━━ Records provided ━━

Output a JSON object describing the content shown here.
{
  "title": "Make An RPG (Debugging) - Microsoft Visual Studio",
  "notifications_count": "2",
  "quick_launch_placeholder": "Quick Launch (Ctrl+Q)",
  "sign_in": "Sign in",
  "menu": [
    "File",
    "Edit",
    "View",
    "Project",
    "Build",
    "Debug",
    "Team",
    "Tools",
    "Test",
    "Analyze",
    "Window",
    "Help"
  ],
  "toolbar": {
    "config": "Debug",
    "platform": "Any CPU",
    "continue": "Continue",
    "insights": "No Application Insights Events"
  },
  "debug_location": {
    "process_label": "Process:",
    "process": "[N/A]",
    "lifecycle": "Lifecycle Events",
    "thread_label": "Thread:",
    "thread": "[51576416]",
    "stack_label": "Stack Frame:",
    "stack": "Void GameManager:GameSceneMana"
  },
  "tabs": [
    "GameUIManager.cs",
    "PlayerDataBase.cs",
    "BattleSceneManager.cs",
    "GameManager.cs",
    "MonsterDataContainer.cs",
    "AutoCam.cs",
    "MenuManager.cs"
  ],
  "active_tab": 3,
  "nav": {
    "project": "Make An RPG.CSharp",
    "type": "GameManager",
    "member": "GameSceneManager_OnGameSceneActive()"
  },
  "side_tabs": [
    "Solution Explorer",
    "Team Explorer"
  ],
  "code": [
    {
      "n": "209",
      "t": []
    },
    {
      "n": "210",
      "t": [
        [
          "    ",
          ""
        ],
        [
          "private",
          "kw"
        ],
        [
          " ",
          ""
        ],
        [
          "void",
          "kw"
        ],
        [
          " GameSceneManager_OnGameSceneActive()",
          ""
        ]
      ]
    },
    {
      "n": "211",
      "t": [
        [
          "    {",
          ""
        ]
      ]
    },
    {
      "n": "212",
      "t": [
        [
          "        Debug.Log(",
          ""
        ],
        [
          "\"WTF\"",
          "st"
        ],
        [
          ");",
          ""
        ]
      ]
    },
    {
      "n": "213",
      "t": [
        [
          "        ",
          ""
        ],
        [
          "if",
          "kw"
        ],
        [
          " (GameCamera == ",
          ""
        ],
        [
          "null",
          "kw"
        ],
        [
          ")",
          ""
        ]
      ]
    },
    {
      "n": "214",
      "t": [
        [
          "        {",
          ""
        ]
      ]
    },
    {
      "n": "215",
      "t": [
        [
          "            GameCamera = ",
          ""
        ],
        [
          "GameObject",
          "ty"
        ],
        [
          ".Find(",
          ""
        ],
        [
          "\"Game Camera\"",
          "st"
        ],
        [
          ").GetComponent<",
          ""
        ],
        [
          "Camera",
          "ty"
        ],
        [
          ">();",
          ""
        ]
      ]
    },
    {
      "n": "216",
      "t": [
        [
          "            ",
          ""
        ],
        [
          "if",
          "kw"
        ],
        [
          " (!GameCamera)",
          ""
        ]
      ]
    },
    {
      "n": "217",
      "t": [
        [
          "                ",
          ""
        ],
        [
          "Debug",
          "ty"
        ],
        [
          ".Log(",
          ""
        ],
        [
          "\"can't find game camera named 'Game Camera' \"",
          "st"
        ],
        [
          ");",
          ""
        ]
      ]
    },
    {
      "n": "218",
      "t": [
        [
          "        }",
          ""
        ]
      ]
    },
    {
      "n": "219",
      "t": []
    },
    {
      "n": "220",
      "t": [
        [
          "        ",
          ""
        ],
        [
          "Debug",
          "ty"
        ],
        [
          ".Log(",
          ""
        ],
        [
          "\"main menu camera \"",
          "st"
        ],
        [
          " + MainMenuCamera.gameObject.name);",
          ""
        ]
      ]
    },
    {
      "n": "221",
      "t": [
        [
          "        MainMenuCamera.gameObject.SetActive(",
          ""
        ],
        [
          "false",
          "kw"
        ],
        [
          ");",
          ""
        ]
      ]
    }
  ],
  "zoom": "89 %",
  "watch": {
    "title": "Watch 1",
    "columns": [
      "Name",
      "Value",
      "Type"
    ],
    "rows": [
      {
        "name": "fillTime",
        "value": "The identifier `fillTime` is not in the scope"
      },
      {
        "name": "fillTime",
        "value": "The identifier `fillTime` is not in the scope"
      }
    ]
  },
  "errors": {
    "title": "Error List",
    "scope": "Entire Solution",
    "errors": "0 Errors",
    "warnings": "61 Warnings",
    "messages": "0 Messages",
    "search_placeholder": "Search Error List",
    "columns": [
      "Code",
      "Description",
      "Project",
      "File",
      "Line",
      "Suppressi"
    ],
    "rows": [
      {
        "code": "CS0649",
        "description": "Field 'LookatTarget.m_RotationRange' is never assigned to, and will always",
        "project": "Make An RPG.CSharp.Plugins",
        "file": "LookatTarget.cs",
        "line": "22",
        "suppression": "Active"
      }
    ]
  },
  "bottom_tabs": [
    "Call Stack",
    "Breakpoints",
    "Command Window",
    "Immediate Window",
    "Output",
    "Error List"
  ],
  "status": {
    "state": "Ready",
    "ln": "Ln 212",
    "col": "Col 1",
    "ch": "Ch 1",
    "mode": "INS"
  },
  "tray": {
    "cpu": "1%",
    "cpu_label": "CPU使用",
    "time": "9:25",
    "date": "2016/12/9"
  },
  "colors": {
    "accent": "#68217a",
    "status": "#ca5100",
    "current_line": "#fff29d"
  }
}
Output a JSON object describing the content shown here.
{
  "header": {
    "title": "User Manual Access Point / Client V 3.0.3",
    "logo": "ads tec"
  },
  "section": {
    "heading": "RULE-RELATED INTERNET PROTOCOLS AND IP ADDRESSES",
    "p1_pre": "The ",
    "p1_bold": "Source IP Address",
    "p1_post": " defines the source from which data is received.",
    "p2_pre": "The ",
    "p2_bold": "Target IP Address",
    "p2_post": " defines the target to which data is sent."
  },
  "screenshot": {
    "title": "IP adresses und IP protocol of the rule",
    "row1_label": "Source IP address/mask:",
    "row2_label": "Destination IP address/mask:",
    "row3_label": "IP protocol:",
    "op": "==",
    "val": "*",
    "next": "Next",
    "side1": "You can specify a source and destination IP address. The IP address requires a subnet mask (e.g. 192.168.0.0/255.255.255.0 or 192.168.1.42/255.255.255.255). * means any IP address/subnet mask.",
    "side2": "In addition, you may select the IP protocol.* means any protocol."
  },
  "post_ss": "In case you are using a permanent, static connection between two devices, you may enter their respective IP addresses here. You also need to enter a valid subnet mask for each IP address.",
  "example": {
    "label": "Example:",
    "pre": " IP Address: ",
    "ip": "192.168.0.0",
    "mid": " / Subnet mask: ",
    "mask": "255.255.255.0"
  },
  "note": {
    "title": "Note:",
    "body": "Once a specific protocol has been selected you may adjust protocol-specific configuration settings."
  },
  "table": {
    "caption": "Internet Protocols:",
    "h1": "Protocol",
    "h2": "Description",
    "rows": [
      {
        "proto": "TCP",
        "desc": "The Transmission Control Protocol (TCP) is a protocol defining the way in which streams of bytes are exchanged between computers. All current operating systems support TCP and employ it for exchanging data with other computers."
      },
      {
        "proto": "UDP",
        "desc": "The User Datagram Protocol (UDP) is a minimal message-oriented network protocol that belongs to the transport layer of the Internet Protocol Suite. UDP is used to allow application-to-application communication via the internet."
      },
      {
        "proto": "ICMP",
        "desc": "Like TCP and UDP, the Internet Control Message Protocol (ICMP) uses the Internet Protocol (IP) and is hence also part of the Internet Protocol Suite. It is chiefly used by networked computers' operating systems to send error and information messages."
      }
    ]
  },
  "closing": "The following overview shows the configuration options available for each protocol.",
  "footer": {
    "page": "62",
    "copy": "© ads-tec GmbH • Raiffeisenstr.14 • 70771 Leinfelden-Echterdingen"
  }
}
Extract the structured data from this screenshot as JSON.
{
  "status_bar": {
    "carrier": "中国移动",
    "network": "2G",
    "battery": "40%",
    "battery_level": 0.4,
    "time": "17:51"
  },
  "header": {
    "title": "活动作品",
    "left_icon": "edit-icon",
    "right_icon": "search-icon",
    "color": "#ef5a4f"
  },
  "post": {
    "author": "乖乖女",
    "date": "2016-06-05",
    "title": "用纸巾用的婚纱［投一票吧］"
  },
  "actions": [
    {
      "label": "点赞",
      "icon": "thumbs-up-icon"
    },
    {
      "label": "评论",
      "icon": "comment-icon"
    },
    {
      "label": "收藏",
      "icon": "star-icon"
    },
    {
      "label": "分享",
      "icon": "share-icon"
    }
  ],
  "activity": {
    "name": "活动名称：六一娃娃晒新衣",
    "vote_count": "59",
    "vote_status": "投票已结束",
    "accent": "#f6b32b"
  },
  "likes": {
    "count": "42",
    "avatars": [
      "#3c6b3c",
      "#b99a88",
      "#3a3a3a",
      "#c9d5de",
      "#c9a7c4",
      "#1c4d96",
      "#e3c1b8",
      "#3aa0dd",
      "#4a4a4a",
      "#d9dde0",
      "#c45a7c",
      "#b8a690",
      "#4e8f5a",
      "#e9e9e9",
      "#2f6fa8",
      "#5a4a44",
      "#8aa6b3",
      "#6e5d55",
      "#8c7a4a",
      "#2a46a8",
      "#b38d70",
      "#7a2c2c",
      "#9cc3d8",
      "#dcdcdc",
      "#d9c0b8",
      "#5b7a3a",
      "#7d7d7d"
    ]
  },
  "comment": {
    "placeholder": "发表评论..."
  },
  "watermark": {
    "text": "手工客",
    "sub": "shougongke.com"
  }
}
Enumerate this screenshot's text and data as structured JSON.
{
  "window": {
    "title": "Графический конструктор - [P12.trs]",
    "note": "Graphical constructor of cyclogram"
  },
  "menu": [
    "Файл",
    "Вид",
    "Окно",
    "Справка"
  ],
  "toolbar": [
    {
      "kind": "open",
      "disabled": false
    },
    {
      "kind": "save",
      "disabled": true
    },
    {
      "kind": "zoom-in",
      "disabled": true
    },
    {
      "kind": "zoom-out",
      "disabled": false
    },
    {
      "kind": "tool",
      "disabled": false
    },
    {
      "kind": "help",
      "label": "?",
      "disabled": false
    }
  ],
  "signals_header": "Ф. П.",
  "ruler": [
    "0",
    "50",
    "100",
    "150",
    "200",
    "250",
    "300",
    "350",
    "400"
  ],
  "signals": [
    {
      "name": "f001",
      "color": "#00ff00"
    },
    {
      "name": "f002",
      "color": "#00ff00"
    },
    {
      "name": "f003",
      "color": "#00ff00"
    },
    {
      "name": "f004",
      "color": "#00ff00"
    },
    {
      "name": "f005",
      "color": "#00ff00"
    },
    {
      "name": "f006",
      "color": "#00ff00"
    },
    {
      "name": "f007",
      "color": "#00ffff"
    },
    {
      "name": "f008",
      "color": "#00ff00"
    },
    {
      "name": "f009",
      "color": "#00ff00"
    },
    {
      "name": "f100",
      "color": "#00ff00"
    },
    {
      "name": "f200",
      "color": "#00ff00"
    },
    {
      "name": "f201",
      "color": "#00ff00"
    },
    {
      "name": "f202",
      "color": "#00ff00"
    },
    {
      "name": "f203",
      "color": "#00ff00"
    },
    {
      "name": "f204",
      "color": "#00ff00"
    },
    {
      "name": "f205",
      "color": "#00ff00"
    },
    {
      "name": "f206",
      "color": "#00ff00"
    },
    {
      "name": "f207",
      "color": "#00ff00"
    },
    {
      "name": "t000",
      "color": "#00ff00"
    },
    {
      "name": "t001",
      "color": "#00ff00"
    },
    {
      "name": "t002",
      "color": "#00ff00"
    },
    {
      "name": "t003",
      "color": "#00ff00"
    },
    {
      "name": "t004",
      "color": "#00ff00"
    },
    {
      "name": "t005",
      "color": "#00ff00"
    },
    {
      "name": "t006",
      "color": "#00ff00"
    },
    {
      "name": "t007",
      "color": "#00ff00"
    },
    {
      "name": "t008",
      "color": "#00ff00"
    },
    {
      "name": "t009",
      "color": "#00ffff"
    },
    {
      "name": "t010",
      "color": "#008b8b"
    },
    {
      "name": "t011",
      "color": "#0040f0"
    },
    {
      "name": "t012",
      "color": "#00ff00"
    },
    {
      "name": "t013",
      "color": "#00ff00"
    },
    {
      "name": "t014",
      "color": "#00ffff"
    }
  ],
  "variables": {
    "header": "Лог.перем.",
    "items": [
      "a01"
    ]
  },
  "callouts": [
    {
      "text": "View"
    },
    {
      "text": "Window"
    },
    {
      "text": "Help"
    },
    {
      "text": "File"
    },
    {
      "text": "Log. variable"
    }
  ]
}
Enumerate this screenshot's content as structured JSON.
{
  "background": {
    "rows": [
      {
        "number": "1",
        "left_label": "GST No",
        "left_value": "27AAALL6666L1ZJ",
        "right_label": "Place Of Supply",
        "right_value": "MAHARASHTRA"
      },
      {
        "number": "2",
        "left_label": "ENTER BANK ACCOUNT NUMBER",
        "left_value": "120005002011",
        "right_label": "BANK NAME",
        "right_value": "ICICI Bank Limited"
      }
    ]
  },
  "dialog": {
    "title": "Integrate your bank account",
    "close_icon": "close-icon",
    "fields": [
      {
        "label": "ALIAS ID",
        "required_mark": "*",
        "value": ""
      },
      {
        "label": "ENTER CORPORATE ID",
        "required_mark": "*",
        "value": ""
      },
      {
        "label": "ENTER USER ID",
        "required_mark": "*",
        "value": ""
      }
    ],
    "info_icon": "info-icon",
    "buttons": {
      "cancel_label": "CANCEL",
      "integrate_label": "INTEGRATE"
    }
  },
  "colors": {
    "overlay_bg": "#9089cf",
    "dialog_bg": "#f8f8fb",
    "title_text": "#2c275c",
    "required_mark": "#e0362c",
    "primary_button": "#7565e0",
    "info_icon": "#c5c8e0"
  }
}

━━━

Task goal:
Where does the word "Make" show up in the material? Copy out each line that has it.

Result of the exercise:
  "title": "Make An RPG (Debugging) - Microsoft Visual Studio",
    "project": "Make An RPG.CSharp",
        "project": "Make An RPG.CSharp.Plugins",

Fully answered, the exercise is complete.